Partners’ approach to supporting congregations and denominational bodies as they consider transition is informed by what we have observed over 30-plus years:
- Older sacred places have a character and a soul that shape the life and values of congregations that occupy them, including their worship and music, their education and teaching, and their outreach to members and non-members alike.
- Older and historic houses of worship embody the histories of communities, congregations, families, and individuals.
- Most religious buildings represent decades (or even centuries) of investment, sacrifice, and service.
- Through their abiding presence, older and historic houses of worship add cultural value and architectural character to their communities.
- Religious buildings anchor communities, providing a sense of stability over time.
- Congregations that steward historic properties provide a significant and measurable public value1 to their communities through the ministries, programs, and activities that utilize their buildings and grounds.
- Older and historic properties are uniquely positioned to serve their communities by offering a diversity of space types and sizes that allow for activities from large, community-wide gatherings to smaller classes and workshops.
This perspective has helped motivate Partners to create this Guide, with the generous financial support of the 1772 Foundation. We know that congregations facing building change and transition must address a difficult set of questions and choices. Those questions encompass the future and legacy of a congregation, the treasured memories and experiences of its members, and the role of its ministries and programs in the lives of members and non-members. The good news is that congregations facing these issues are not alone. They can draw upon decades of experience, case studies, and research to shape those questions and make decisions regarding their futures and the fate of their buildings.
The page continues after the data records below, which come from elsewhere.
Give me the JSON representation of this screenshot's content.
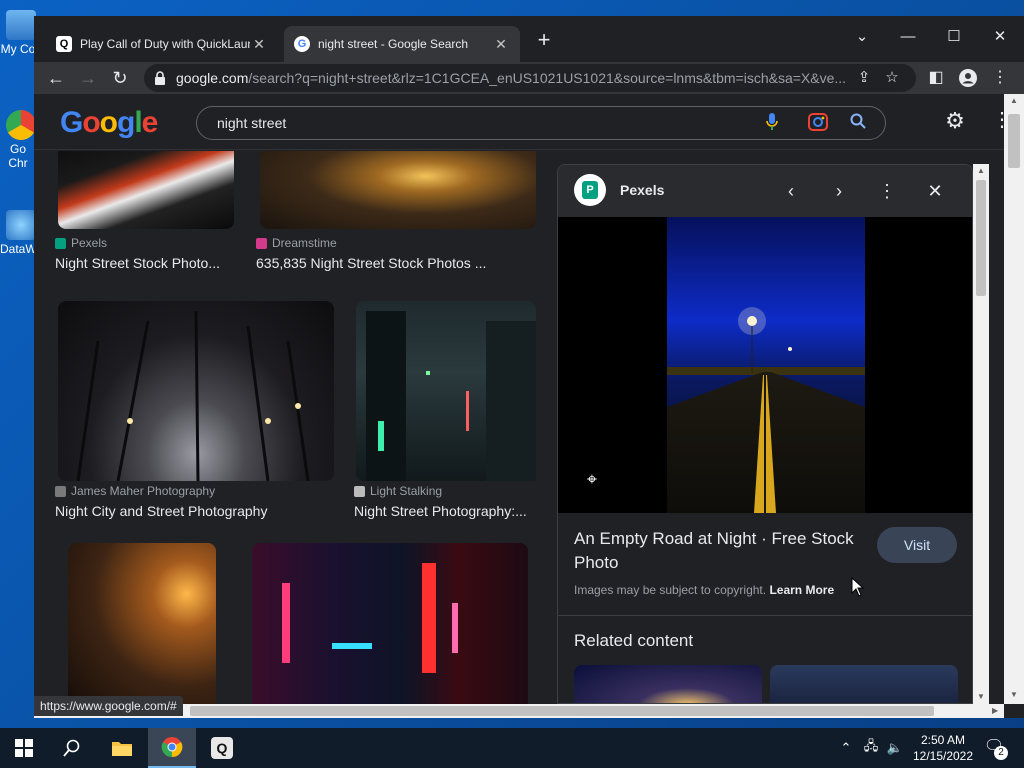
{
  "desktop": {
    "icons": [
      {
        "label": "My Co",
        "icon": "computer-icon"
      },
      {
        "label": "Go Chr",
        "icon": "chrome-shortcut-icon"
      },
      {
        "label": "DataW",
        "icon": "datawrangler-shortcut-icon"
      }
    ]
  },
  "browser": {
    "tabs": [
      {
        "title": "Play Call of Duty with QuickLaunc",
        "icon": "quicklaunch-icon",
        "active": false
      },
      {
        "title": "night street - Google Search",
        "icon": "google-icon",
        "active": true
      }
    ],
    "url_host": "google.com",
    "url_path": "/search?q=night+street&rlz=1C1GCEA_enUS1021US1021&source=lnms&tbm=isch&sa=X&ve...",
    "status_url": "https://www.google.com/#"
  },
  "search": {
    "logo": "Google",
    "query": "night street"
  },
  "results": [
    {
      "source": "Pexels",
      "title": "Night Street Stock Photo..."
    },
    {
      "source": "Dreamstime",
      "title": "635,835 Night Street Stock Photos ..."
    },
    {
      "source": "James Maher Photography",
      "title": "Night City and Street Photography"
    },
    {
      "source": "Light Stalking",
      "title": "Night Street Photography:..."
    }
  ],
  "panel": {
    "source": "Pexels",
    "title": "An Empty Road at Night · Free Stock Photo",
    "visit_label": "Visit",
    "copyright": "Images may be subject to copyright.",
    "learn_more": "Learn More",
    "related_heading": "Related content"
  },
  "taskbar": {
    "time": "2:50 AM",
    "date": "12/15/2022",
    "notification_count": "2"
  },
  "colors": {
    "google_blue": "#4285f4",
    "google_red": "#ea4335",
    "google_yellow": "#fbbc05",
    "google_green": "#34a853",
    "visit_button": "#394457",
    "pexels_green": "#05a081"
  }
}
Partners’ hope is that this Guide will be helpful to your congregation or denominational office as it navigates new and challenging territory. We also hope that this Guide becomes a welcome reference for faith and civic leaders who are eager to have access to a resource that lays out a civic-minded approach to religious property – founded on the principle that older houses of worship have a public value and a meaningful presence in our communities. Lastly, please keep in mind that Partners is a living resource – always available to support congregations and judicatories as they steward their buildings and maximize their value. If you would like additional assistance beyond what this Guide offers, please reach out to us! We welcome the opportunity to serve our nation’s congregations and their communities.